STORY LINES: CU has the longest current winning streak in the Pac-12, at four games. ... The Buffs' last loss came on Jan. 6 against Cal in Boulder, 53-49. ... CU's only losses this year have come against No. 6 Stanford and No. 7 Cal; Cal's only losses have come against No. 4 Duke and No. 6 Stanford. ... This is CU's fourth game against a ranked opponent this year; the Buffs are 1-2 against ranked opponents. Cal is facing a ranked opponent for the fifth time in its past six games; the Bears are 4-2 this season against ranked opponents. ... CU is 4-0 away from Boulder this season. ... Cal has the No. 1 scoring offense in the Pac-12 (72.2 points per game), while Colorado has the No. 1 scoring defense (52.4). ... CU ranks No. 4 in scoring (68.5) and Cal is No. 4 in scoring defense (56.8). ... CU leads the conference in rebounding defense, allowing just 31.6 rebounds per game. Cal is No. 2, at 32.3. ... CU's Chucky Jeffery has averaged 15.7 points and 8.7 rebounds per game in Pac-12 games this season.

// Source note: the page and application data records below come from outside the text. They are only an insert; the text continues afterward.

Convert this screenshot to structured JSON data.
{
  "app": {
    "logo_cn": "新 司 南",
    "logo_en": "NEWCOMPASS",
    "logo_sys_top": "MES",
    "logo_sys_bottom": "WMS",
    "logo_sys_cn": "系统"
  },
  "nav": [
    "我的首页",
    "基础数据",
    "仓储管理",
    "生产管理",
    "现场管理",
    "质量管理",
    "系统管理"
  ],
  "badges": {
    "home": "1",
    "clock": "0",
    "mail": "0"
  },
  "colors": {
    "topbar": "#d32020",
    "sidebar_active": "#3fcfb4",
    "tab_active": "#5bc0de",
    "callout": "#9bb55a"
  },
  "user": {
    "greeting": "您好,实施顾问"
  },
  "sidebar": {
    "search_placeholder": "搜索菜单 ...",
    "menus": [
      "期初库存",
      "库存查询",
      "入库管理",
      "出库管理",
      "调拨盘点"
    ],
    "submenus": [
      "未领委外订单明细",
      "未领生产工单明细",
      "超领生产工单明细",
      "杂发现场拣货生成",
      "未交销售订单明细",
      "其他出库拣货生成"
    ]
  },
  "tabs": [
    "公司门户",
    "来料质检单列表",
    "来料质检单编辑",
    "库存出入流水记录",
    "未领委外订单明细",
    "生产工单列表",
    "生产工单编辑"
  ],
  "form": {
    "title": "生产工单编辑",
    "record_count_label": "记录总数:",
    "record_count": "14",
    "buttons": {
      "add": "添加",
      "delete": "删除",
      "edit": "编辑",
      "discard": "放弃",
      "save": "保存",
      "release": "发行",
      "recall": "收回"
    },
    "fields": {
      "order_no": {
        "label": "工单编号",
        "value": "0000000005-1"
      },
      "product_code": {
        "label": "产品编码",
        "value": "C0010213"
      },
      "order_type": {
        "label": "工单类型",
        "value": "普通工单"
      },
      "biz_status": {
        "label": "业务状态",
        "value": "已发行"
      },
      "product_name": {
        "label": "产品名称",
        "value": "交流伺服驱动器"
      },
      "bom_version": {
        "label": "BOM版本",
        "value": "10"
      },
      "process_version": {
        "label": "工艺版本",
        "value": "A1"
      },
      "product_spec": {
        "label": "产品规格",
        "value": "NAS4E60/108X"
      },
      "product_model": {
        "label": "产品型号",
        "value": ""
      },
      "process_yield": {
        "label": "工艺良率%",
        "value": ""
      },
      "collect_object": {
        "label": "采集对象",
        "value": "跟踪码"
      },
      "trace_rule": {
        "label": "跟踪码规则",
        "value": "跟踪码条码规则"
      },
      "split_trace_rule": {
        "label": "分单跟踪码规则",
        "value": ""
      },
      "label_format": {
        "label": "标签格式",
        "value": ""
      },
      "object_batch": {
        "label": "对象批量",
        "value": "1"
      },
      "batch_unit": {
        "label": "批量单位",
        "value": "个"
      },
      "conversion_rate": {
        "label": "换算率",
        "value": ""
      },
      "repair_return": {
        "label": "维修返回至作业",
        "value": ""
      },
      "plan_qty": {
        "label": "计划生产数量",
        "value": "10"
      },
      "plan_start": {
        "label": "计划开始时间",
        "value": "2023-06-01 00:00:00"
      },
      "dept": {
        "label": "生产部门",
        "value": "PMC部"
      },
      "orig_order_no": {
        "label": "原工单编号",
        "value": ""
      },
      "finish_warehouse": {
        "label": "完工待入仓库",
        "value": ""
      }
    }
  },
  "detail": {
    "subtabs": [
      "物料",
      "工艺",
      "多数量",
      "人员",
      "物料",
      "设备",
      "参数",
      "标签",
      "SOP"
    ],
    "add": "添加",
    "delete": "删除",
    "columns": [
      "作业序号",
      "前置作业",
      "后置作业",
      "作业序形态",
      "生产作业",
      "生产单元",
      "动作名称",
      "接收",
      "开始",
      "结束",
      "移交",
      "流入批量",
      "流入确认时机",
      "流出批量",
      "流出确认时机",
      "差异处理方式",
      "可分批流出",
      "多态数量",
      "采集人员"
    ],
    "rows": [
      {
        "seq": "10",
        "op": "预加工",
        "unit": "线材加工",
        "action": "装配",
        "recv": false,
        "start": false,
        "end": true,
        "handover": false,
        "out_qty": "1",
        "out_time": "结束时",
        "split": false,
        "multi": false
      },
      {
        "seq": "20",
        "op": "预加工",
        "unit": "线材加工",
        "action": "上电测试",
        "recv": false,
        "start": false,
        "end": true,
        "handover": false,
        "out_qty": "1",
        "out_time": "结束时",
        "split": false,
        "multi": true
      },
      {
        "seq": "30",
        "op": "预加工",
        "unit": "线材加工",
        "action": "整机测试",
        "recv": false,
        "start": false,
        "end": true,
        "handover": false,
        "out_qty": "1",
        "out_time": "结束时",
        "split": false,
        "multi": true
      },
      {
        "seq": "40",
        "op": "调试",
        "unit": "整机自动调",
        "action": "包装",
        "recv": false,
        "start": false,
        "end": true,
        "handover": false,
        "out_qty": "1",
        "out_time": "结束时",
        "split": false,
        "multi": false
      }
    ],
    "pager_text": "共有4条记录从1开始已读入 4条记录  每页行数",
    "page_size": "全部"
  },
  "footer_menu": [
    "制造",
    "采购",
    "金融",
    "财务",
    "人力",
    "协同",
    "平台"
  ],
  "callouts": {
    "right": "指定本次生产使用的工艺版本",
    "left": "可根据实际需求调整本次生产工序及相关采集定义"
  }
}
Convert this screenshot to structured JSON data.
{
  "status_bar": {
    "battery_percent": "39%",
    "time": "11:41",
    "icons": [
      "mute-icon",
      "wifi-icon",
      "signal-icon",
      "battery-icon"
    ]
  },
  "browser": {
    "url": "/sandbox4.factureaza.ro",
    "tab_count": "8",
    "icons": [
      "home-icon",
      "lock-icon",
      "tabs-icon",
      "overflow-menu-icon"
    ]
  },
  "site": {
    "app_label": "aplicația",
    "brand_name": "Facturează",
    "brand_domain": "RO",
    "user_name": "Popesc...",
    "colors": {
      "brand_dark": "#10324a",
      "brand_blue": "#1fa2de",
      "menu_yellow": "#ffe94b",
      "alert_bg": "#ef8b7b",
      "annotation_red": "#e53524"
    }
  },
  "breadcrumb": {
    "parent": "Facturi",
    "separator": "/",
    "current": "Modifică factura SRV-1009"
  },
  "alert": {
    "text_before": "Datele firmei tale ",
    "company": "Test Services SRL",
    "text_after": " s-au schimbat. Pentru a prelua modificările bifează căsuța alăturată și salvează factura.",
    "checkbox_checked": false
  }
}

KEY STAT: Colorado is 14-0 this season when it out-rebounds its opponents, and the Buffs have the second-best rebounding margin in the Pac-12, at plus-11.7. California, however, leads the conference, at plus-11.9, and the Bears have out-rebounded the Buffs in all four meetings since the start of last season.
COACHES: Linda Lappe is 54-32 in her third season at CU and 104-68 overall. Lindsay Gottlieb is 41-12 in her second season at Cal and 97-51 in her career.
PROBABLE STARTERS: Colorado -- G Chucky Jeffery, 5-10, Sr. (13.5 ppg, 8.4 rpg, 4.3 apg); G Brittany Wilson, 5-7, Jr. (7.9 ppg, 2.5 rpg, 2.5 apg); G Lexy Kresl, 5-11, So. (6.1 ppg, 2.6 rpg); F Arielle Roberson, 6-1, Fr. (13.6 ppg, 5.8 rpg); C Rachel Hargis, 6-4, Jr. (5.4 ppg, 3.2 rpg). California -- G Brittany Boyd, 5-9, So. (13.3 ppg, 4.4 rpg); G Layshia Clarendon, 5-9, Sr. (14.6 ppg, 4.1 rpg); G Afure Jemerigbe, 6-0, Jr. (6.9 ppg, 2.8 rpg); F Gennifer Brandon, 6-2, Jr. (12.6 ppg, 11.4 rpg); C Talia Caldwell, 6-3, Sr. (8.8 ppg, 6.5 rpg).
SERIES: CU leads the overall series 5-4, but Cal is 4-0 against the Buffs since CU joined the Pac-12 Conference last season.
UP NEXT: CU will visit No. 6 Stanford on Sunday at 5 p.m.